Problem = Collect all lines below with the string "this".

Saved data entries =

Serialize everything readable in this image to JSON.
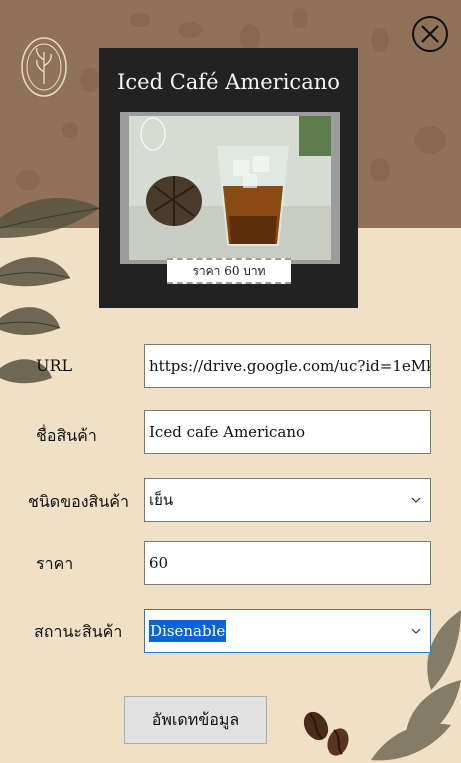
{
  "card": {
    "title": "Iced Café Americano",
    "price_tag": "ราคา 60 บาท"
  },
  "form": {
    "url_label": "URL",
    "url_value": "https://drive.google.com/uc?id=1eMk",
    "name_label": "ชื่อสินค้า",
    "name_value": "Iced cafe Americano",
    "type_label": "ชนิดของสินค้า",
    "type_value": "เย็น",
    "price_label": "ราคา",
    "price_value": "60",
    "status_label": "สถานะสินค้า",
    "status_value": "Disenable"
  },
  "buttons": {
    "update_label": "อัพเดทข้อมูล"
  },
  "icons": {
    "close": "close-icon",
    "logo": "brand-logo-icon",
    "dropdown": "chevron-down-icon"
  },
  "colors": {
    "header_brown": "#8f7257",
    "body_cream": "#efe0c6",
    "selection_blue": "#0a64d8"
  }
}
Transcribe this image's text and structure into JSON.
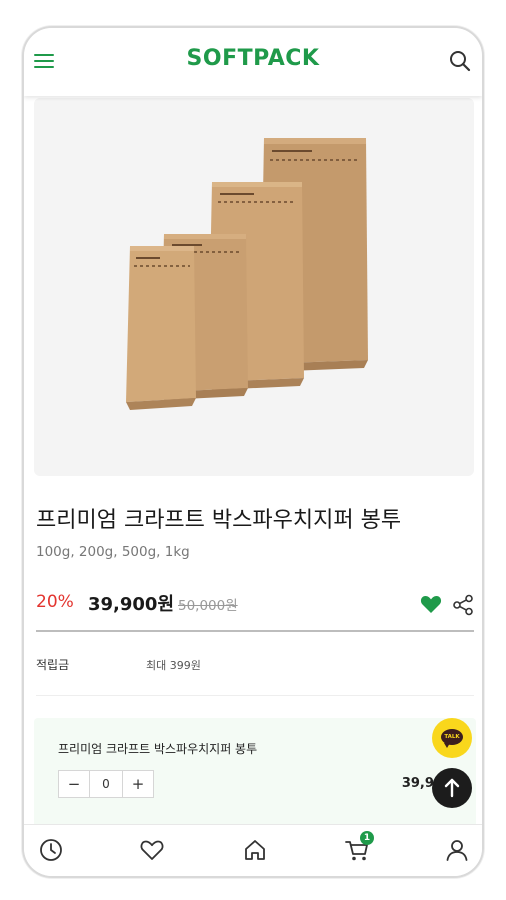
{
  "header": {
    "logo": "SOFTPACK",
    "brand_color": "#1f9a4a"
  },
  "product": {
    "title": "프리미엄 크라프트 박스파우치지퍼 봉투",
    "options": "100g, 200g, 500g, 1kg",
    "discount": "20%",
    "price": "39,900원",
    "original_price": "50,000원",
    "points_label": "적립금",
    "points_value": "최대 399원"
  },
  "order": {
    "product_name": "프리미엄 크라프트 박스파우치지퍼 봉투",
    "quantity": "0",
    "minus": "−",
    "plus": "+",
    "price": "39,900"
  },
  "floating": {
    "talk_label": "TALK"
  },
  "bottom_nav": {
    "cart_count": "1"
  },
  "icons": [
    "menu-icon",
    "search-icon",
    "heart-icon",
    "share-icon",
    "kakao-talk-icon",
    "arrow-up-icon",
    "clock-icon",
    "heart-outline-icon",
    "home-icon",
    "cart-icon",
    "user-icon"
  ]
}
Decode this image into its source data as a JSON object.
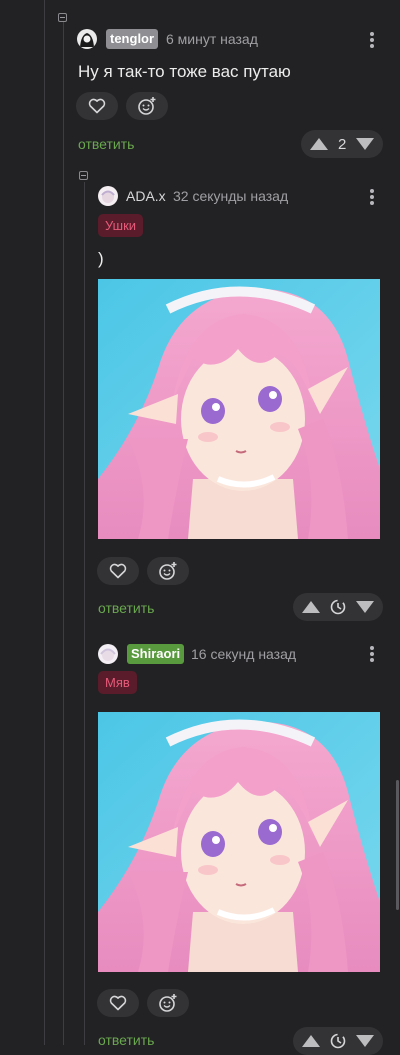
{
  "colors": {
    "background": "#222224",
    "reply_link": "#6aa84f",
    "tag_bg": "#5a1c2a",
    "tag_text": "#e65a7a",
    "user_badge_gray": "#8e8e93",
    "user_badge_green": "#5a9a3e"
  },
  "comments": [
    {
      "username": "tenglor",
      "time": "6 минут назад",
      "text": "Ну я так-то тоже вас путаю",
      "reply_label": "ответить",
      "score": "2"
    },
    {
      "username": "ADA.x",
      "time": "32 секунды назад",
      "tag": "Ушки",
      "text": ")",
      "image_alt": "anime-girl-pink-hair",
      "reply_label": "ответить"
    },
    {
      "username": "Shiraori",
      "time": "16 секунд назад",
      "tag": "Мяв",
      "image_alt": "anime-girl-pink-hair",
      "reply_label": "ответить"
    }
  ],
  "icons": {
    "like": "heart-icon",
    "react": "emoji-add-icon",
    "more": "more-vertical-icon",
    "upvote": "arrow-up-icon",
    "downvote": "arrow-down-icon",
    "pending": "clock-icon"
  }
}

Solution to the exercise =
Serialize everything readable in this image to JSON.
Transcribe this image's text and structure into JSON.
Decode this image into its source data as a JSON object.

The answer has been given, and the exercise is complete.